(ves-tij'ē-ăl),
Relating to a vestige.
Farlex Partner Medical Dictionary © Farlex 2012

vestigial

(vĕ-stĭj′ē-əl, -stĭj′əl)
adj.
1. Of, relating to, or constituting a vestige.
2. Biology Occurring or persisting as a rudimentary or degenerate structure.

ves·tig′i·al·ly adv.
The American Heritage® Medical Dictionary Copyright © 2007, 2004 by Houghton Mifflin Company. Published by Houghton Mifflin Company. All rights reserved.

ves·tig·i·al

(ves-tij'ē-ăl)
Relating to a vestige.
Medical Dictionary for the Health Professions and Nursing © Farlex 2012

vestigial

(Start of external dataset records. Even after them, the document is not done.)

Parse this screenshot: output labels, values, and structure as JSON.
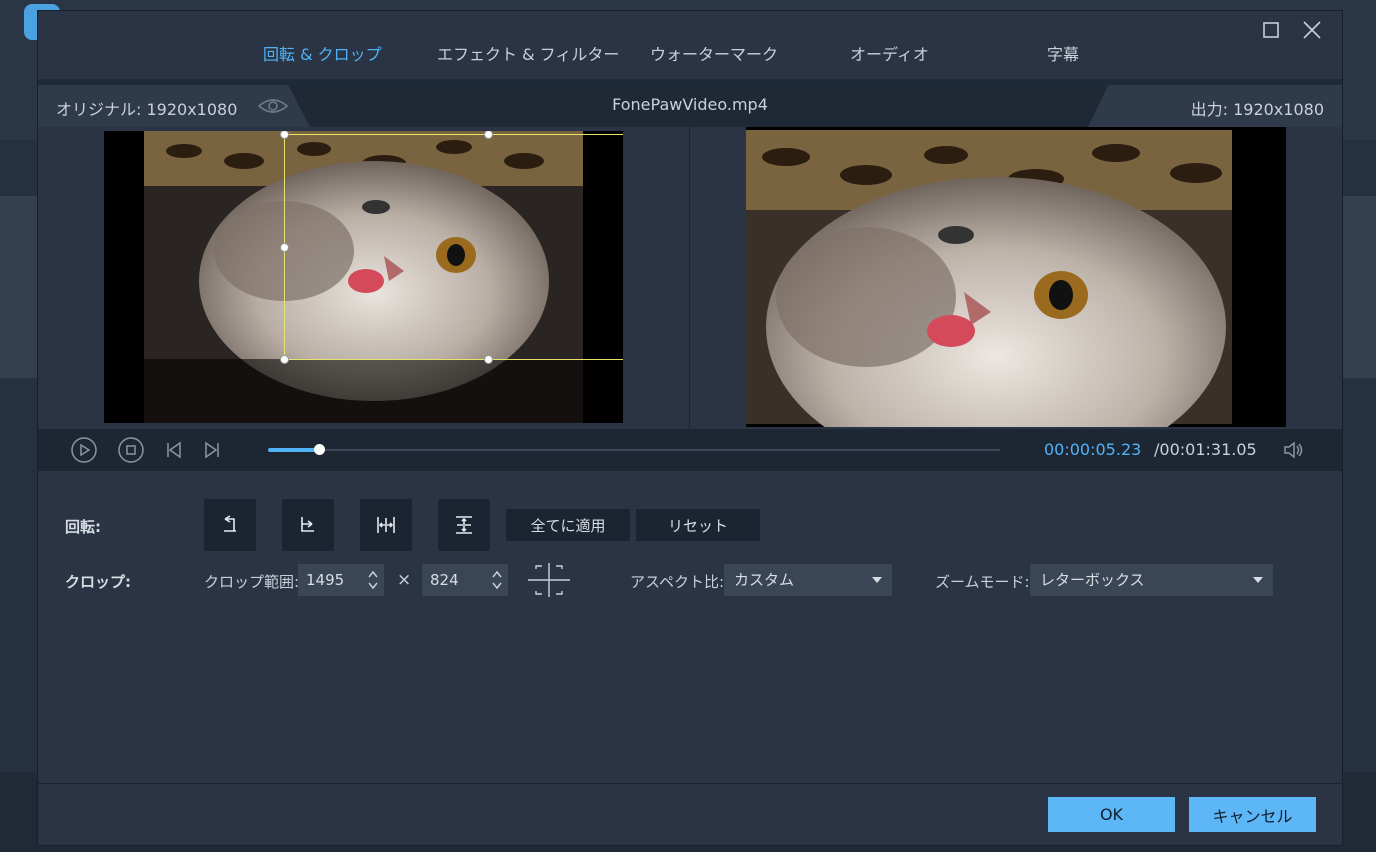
{
  "tabs": [
    {
      "label": "回転 & クロップ",
      "active": true
    },
    {
      "label": "エフェクト & フィルター",
      "active": false
    },
    {
      "label": "ウォーターマーク",
      "active": false
    },
    {
      "label": "オーディオ",
      "active": false
    },
    {
      "label": "字幕",
      "active": false
    }
  ],
  "preview": {
    "original_label": "オリジナル: 1920x1080",
    "file_name": "FonePawVideo.mp4",
    "output_label": "出力: 1920x1080"
  },
  "playback": {
    "progress_fraction": 0.07,
    "time_current": "00:00:05.23",
    "time_total": "/00:01:31.05"
  },
  "rotate": {
    "label": "回転:",
    "apply_all": "全てに適用",
    "reset": "リセット"
  },
  "crop": {
    "label": "クロップ:",
    "range_label": "クロップ範囲:",
    "width": "1495",
    "times": "×",
    "height": "824",
    "aspect_label": "アスペクト比:",
    "aspect_value": "カスタム",
    "zoom_label": "ズームモード:",
    "zoom_value": "レターボックス"
  },
  "footer": {
    "ok": "OK",
    "cancel": "キャンセル"
  },
  "colors": {
    "accent": "#4fb3f6",
    "crop_border": "#e8e36a",
    "primary_button": "#5db6f5"
  }
}
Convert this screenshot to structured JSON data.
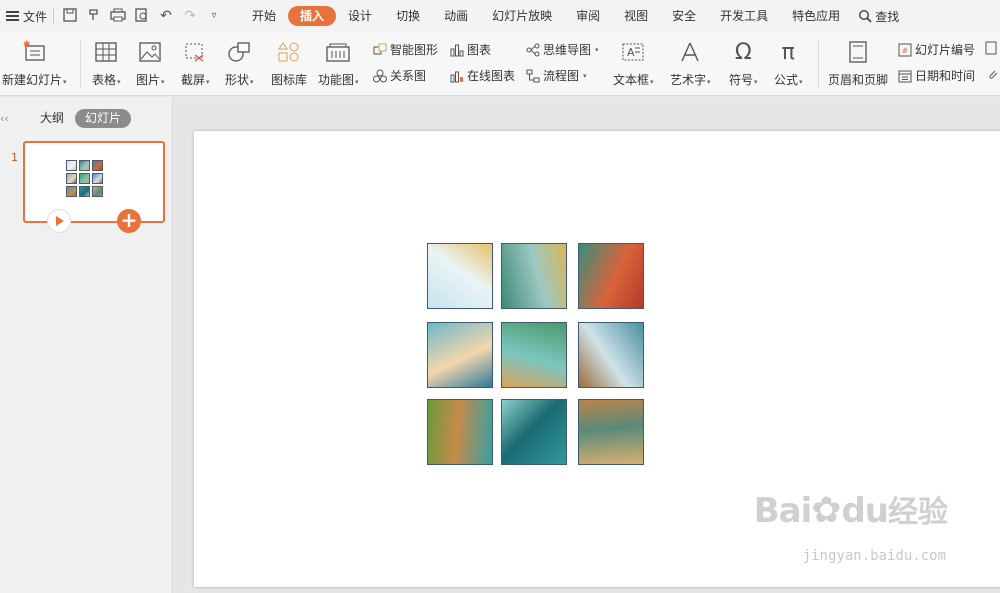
{
  "menu": {
    "file_label": "文件",
    "tabs": [
      "开始",
      "插入",
      "设计",
      "切换",
      "动画",
      "幻灯片放映",
      "审阅",
      "视图",
      "安全",
      "开发工具",
      "特色应用"
    ],
    "active_tab": "插入",
    "search_label": "查找"
  },
  "ribbon": {
    "new_slide": "新建幻灯片",
    "table": "表格",
    "picture": "图片",
    "screenshot": "截屏",
    "shape": "形状",
    "icon_lib": "图标库",
    "function_chart": "功能图",
    "smart_shape": "智能图形",
    "chart": "图表",
    "relation": "关系图",
    "online_chart": "在线图表",
    "mindmap": "思维导图",
    "flowchart": "流程图",
    "textbox": "文本框",
    "wordart": "艺术字",
    "symbol": "符号",
    "formula": "公式",
    "header_footer": "页眉和页脚",
    "slide_number": "幻灯片编号",
    "date_time": "日期和时间"
  },
  "panel": {
    "outline_tab": "大纲",
    "slides_tab": "幻灯片",
    "slide_number": "1"
  },
  "slide": {
    "images": [
      {
        "name": "sky-tile",
        "colors": [
          "#c6e3ee",
          "#eaf4f6",
          "#e8c26a"
        ]
      },
      {
        "name": "houses-tile",
        "colors": [
          "#3e8a76",
          "#9cc8c2",
          "#d9b65a"
        ]
      },
      {
        "name": "wall-tile",
        "colors": [
          "#3a8d7c",
          "#d8643b",
          "#b33a2a"
        ]
      },
      {
        "name": "girl-tile",
        "colors": [
          "#6fb8c6",
          "#f3d6ad",
          "#2e7a9c"
        ]
      },
      {
        "name": "canal-tile",
        "colors": [
          "#4b9a6a",
          "#7cc6c0",
          "#d9a25a"
        ]
      },
      {
        "name": "boat-tile",
        "colors": [
          "#4c8fa2",
          "#cfe3e8",
          "#9c6b3a"
        ]
      },
      {
        "name": "basket-tile",
        "colors": [
          "#3aa0a0",
          "#c68a4a",
          "#6a9a3a"
        ]
      },
      {
        "name": "pole-tile",
        "colors": [
          "#2f9a9c",
          "#1c6b73",
          "#8ad0c8"
        ]
      },
      {
        "name": "dock-tile",
        "colors": [
          "#d9b070",
          "#5a8a7a",
          "#b8844a"
        ]
      }
    ]
  },
  "watermark": {
    "brand": "Bai",
    "brand2": "du",
    "jingyan": "经验",
    "url": "jingyan.baidu.com"
  },
  "colors": {
    "accent": "#e8733a",
    "tile_border": "#3e5a78"
  }
}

Pertaining to a VESTIGE.
Collins Dictionary of Medicine © Robert M. Youngson 2004, 2005
References in periodicals archive ?
It's hard to imagine that this surreal black comedy was ever considered commercial material, even two decades ago, when Broadway was still a vestigially accommodating place for new plays.
(3) The overriding concern of Proust: in A la recherche du temps perdu Proust is much occupied with the ravages of time-including (among many others) the way in which we lose hold of parts of our life as they sink out of the sight of memory (or are retained only vestigially).
In effect, Brown's quest to achieve full integration took him through the process of filling in the fractional status that existed vestigially for African Americans in the U.S.
In the end, perhaps, they became for him - albeit vestigially and partially - the ultimate goal, the beguiling dream and fulfilment of all his life (as also his eventual claim to be the 'mentor' of a future British King).
Once in a while there would be plotless ballet with virtually no scenery and vestigially designed costumes - Serge Lifar's Suite en Blanc, for example, or John Taras's Mozartiana or David Lichine's music-free Le Creation, I suppose for that matter Balanchine's Serenade.
The accompanying picture gallery exhibited Gianfranco Fini, leader of the quasi-rehabilitated neo-Fascist party, along with his center and right associates, Buttiglione and Casini, joint remnants of a Christian Democratic version of the vital center," which, while perhaps Christian enough, was never more than vestigially democratic.
However, it may be too much to say that they are continuing to use it in the sense of `swift', since it is unlikely that this sense survives even vestigially into the classical language.
Rochaix seems to regard the Athenian Theatre of Dionysus as just as much his text as the play itself, and he stages that text by incorporating it, vestigially and organically, into his mise-en-scene.
The special feminine plurals survive only vestigially, in the forms on - nah, 3:11.
Remane (1952; cited in Hennig, 1966) suggested that even complex structures could be regained if they were vestigially present at other stages of development.
All imperforate tracheary elements are moderately thin-walled septate fibers, with small simple or vestigially bordered pits (Fig.
Nevertheless, insofar as it makes you the object, the new device is the inverse of the old timekeeping technology it vestigially resembles.